Just in case you have not been paying close attention, the Lakers and Boston Celtics want you to know that they do not like each other. Exhibition season, regular season or the playoffs, it doesn't matter.
In what has become more than a simple feud, but slightly less than a war, the NBA's two heavyweights slugged it out Saturday night in what was supposed to be a routine exhibition game at the Forum.
Tell it to those guys whose cool never made it to the second quarter.
Two players in uniforms, Maurice Lucas and Robert Parish, plus one who wasn't, Sly Williams, got thrown out of the Celtics' 124-116 victory, found guilty of fighting in a nasty little brawl that claimed several casualties.
Among the victims were a press table that was collapsed when Lucas and Parish landed on it, Dennis Johnson, who hurt his right knee when he bounced it on the table, and Michael Cooper, who cut his mouth when he got tangled in the pile with Celtic Coach K. C. Jones.
Lucas, who is 6-9, and the 7-foot Parish, began the incident when they were jostling for position beneath the Laker basket. At first, they just slapped each other's hands away, but the disagreement escalated quickly.
Television replays showed Lucas elbowed Parish on the chin, and Parish retaliated by throwing a punch at Lucas, who shoved Parish off the court and onto the press table, only to follow Parish there himself.
Lucas said he had position on Parish, but Parish came over his back. "I could have punched him, but I chose to push him," Lucas said. "I guess it (the fight) looked worse than it really was."
Parish, who studied karate in the off-season and may have dislocated the small finger on his left hand during the fight, had no comment.
The Celtics' bench emptied, and the Lakers' did not. Jones said he was only trying to keep Cooper from hurting himself in the pile of bodies.
Jones was told he was seen in the middle of the pile.
"No, no, no, you saw me on the bottom of the pile," Jones said.
Williams, who was in street clothes because of a knee injury, got involved just long enough to be ejected.
"I didn't say nothing; I just got thrown out," Williams said.
Playing each other four times in the exhibition season may be good box office, since all the games were sellouts, but it probably wasn't the smartest piece of scheduling ever conceived, considering how the Lakers and Celtics feel about each other.
"I guess they are still upset about what happened last spring," Kareem Abdul-Jabbar said.
The Lakers and Celtics have been on the verge of something ugly from the first time they played this fall, Oct. 6 at Providence.

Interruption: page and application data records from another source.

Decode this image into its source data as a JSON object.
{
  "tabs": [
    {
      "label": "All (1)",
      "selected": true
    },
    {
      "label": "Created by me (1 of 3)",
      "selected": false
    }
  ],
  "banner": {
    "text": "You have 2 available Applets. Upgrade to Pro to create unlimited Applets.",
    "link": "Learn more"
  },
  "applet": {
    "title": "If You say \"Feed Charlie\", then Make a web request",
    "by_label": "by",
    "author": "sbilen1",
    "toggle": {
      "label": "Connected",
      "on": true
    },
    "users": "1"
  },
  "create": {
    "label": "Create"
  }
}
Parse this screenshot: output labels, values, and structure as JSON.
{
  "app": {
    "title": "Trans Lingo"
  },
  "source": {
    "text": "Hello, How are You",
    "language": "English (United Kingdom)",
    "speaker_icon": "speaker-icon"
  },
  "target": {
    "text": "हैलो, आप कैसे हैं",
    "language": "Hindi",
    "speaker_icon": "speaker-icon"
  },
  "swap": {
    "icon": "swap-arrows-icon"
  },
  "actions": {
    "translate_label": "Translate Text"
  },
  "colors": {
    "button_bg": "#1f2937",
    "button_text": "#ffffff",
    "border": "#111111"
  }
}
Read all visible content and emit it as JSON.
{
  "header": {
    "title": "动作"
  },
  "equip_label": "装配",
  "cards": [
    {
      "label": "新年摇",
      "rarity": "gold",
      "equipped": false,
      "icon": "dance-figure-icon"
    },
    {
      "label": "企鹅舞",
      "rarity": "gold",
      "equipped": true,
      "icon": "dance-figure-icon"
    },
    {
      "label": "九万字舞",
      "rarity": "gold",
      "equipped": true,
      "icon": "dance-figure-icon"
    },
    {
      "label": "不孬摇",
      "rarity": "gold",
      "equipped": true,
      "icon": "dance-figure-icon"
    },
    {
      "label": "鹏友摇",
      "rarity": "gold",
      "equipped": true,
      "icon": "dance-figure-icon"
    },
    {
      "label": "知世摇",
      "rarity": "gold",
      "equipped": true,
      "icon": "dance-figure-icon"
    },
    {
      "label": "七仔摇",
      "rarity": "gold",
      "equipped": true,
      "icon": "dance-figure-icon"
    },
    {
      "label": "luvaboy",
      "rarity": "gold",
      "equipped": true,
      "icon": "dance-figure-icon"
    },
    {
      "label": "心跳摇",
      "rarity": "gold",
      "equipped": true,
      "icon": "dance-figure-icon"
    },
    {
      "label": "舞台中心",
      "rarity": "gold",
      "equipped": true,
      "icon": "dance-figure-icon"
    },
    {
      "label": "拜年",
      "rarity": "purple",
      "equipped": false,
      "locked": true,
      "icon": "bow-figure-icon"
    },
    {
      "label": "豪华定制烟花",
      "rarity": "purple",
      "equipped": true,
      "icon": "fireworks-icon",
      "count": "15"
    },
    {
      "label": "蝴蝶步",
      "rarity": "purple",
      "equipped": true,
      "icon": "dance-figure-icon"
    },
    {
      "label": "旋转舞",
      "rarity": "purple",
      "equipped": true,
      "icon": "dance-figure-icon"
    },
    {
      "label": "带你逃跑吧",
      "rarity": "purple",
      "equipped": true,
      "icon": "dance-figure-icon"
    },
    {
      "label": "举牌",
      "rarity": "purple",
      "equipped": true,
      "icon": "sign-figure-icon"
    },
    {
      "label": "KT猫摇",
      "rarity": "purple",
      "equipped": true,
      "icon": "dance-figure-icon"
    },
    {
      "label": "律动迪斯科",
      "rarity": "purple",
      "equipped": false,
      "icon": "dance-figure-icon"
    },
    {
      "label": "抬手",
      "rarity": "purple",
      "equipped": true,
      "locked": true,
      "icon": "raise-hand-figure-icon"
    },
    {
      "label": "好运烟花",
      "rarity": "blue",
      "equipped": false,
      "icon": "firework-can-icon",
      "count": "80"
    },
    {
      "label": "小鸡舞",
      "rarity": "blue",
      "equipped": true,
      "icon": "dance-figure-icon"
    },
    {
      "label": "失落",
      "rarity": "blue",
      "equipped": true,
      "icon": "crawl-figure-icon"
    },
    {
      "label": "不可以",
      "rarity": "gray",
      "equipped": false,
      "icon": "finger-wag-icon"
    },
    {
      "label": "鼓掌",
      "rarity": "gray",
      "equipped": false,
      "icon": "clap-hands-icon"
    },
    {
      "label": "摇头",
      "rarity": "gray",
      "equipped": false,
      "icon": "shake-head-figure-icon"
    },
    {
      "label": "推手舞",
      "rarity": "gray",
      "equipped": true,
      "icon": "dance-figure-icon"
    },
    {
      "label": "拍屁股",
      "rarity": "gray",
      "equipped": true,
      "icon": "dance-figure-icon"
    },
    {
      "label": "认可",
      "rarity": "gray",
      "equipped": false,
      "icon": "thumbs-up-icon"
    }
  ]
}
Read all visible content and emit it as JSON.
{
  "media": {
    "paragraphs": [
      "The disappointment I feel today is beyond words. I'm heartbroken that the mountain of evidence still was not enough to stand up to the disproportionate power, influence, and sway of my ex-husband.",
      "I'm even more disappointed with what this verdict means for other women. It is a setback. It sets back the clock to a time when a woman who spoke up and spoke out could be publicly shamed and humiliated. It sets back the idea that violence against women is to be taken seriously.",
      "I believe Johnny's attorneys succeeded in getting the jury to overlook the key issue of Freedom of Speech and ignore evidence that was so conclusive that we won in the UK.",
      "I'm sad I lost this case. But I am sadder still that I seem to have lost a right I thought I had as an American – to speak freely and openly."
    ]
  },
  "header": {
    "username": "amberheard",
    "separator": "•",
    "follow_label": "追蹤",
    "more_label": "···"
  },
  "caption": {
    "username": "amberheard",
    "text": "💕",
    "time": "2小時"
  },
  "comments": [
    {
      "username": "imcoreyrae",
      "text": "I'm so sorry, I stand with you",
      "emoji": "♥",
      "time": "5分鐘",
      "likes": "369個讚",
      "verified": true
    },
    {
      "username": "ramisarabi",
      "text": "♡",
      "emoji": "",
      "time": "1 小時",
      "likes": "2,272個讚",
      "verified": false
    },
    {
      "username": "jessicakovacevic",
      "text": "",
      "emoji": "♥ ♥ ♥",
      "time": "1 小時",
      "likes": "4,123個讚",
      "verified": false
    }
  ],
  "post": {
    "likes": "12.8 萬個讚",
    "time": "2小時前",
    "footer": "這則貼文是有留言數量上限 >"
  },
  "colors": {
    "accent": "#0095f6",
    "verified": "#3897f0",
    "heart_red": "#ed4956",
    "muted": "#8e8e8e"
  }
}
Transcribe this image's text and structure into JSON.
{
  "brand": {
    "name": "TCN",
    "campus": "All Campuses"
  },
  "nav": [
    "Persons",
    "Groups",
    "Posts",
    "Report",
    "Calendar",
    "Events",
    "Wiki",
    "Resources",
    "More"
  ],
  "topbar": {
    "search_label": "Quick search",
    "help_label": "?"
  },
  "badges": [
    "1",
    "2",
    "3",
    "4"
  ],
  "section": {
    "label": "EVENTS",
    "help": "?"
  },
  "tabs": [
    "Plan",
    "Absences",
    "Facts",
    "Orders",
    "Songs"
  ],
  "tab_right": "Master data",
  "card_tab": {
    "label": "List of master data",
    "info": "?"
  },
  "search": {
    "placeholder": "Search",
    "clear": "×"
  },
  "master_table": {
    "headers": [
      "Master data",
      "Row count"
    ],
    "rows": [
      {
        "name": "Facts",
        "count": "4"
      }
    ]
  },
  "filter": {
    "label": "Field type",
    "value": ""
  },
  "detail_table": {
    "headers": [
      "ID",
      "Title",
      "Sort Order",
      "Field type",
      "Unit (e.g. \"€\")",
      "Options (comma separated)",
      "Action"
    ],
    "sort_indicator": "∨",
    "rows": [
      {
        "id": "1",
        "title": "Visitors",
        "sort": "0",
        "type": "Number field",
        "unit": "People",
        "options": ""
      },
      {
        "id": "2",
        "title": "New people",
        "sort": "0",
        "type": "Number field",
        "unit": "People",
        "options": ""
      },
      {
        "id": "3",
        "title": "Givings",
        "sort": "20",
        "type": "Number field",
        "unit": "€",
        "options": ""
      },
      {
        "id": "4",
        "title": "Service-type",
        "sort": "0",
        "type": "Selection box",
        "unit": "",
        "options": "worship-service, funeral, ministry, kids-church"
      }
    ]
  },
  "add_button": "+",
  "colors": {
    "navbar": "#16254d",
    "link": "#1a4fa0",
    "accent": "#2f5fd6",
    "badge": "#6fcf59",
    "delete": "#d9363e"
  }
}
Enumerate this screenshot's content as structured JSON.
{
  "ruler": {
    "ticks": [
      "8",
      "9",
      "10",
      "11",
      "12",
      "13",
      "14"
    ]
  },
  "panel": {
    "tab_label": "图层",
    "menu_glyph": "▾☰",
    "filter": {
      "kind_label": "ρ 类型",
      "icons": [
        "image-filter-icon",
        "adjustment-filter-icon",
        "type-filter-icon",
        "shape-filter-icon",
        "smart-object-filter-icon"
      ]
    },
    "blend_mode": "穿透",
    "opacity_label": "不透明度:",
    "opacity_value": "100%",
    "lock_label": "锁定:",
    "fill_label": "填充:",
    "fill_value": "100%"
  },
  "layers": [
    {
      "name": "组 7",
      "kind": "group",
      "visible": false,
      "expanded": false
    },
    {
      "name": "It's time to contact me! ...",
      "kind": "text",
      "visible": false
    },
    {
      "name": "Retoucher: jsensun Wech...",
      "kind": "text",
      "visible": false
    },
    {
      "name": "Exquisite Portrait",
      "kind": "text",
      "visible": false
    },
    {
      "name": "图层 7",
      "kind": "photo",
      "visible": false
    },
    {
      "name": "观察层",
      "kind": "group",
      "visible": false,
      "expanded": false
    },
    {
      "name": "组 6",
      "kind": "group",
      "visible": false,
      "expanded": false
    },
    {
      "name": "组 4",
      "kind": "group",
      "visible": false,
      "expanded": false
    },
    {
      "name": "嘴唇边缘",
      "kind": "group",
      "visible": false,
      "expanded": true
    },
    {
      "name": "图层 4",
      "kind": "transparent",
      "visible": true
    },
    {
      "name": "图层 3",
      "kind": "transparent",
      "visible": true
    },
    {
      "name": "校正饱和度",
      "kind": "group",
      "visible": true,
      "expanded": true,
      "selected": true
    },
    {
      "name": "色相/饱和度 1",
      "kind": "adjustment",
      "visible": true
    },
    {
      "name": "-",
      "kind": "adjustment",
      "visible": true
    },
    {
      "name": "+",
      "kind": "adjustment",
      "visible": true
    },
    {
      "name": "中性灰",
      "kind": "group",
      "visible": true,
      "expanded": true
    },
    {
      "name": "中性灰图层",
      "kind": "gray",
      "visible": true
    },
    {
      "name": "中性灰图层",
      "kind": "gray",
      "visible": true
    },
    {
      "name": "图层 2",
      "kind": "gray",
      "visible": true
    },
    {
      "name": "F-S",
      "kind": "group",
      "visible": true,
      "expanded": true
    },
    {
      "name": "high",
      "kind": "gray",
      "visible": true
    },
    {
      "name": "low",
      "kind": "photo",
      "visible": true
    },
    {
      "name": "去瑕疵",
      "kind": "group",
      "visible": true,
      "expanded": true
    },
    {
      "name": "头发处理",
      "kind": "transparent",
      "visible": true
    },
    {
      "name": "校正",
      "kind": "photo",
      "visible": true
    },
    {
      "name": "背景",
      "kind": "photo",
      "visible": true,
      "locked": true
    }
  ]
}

R.I. There was a hint of what was to come Thursday night when eight technical fouls and 72 personal fouls were called.
Counting last season's championship series with the Celtics, the Lakers have played 10 of their last 13 games against Boston. Their appreciation for each other has dwindled with each meeting.
"No wonder things have escalated," Laker Coach Pat Riley said. "There's a lot of water that has gone under the bridge in the last two years. There is a lot of respect, but I think there's also bad blood."